She says that her brother-in-law is here in England. Sol is still with Betty, so she must mean Moe Brand. I didn't think they would take him, considering his family status and varicose veins. Is it possible I am mistaken? Or - what?
You implied in a recent letter that Ethel is expecting her baby sometime in March. I was wondering if the newcomer had arrived yet. Have they decided on a name for him? I guess Mom will have to postpone her trip to New York until Ethel is up and about again.
Your Mom must be very busy these days, but then she always is. Nevertheless, I had expected to hear from her before this. Drop her reminder - will you, Sweet? How does your Dad like his new job and how is he progressing? Did the kids receive my letters? I have had no acknowledgement from either them or you. Ruthie certainly isn't wasting any time growing up! I was surprised to hear that she is going out on dates. Does she have a favorite beau yet? Whaddya mean she makes you feel old? A woman is only as old as her man makes her feel. You are still my Chippie and as long as I treat you as such you don't flatter me by admitting you feel old. If either of us has any justification for feeling that way, then certainly I am the one. As to that, I consider that a man is old in direct ratio to his inclination and capacity for loving. According to these tenets, I am not a day older than when I first met you. My passion for you is in no way diminished, my darling, and my capacity for loving you—well, you shall see, you shall see. Anyway, I don't really believe that you meant what you said—you're just looking for sympathy. As long as you are able to do what you do to me—you don't get it from me—you don't need it!

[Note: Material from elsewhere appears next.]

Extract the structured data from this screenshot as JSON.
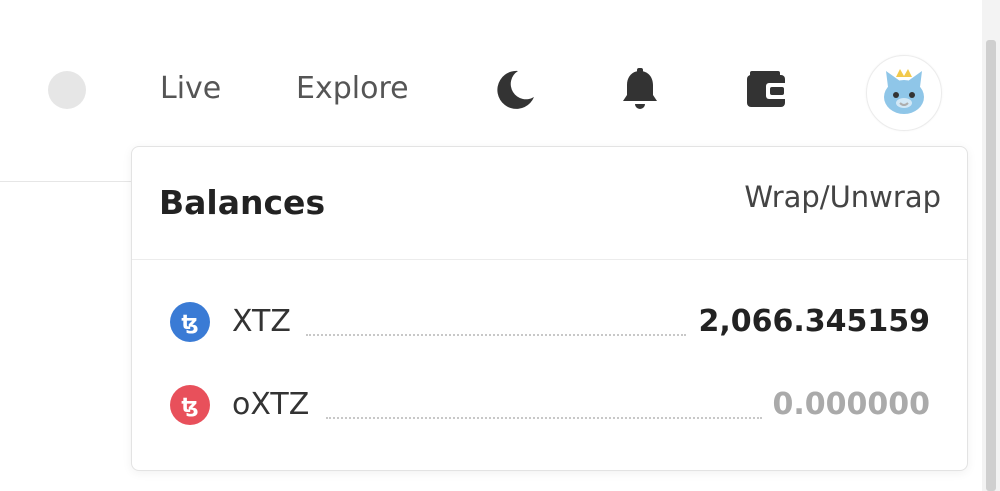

I'll sign off now, Sweet, with the parting wish that the day be not too far distant when I shall be free to hold you close as I was wont to do, and whisper my adoration to your receptive ear, as I would give much to do—again. Kiss my little girl—and tell her that her dad loves her very, very much. Teach her that she is not to treat him as a stranger when he comes home to her, ’cause that would just about break his heart. Love to all from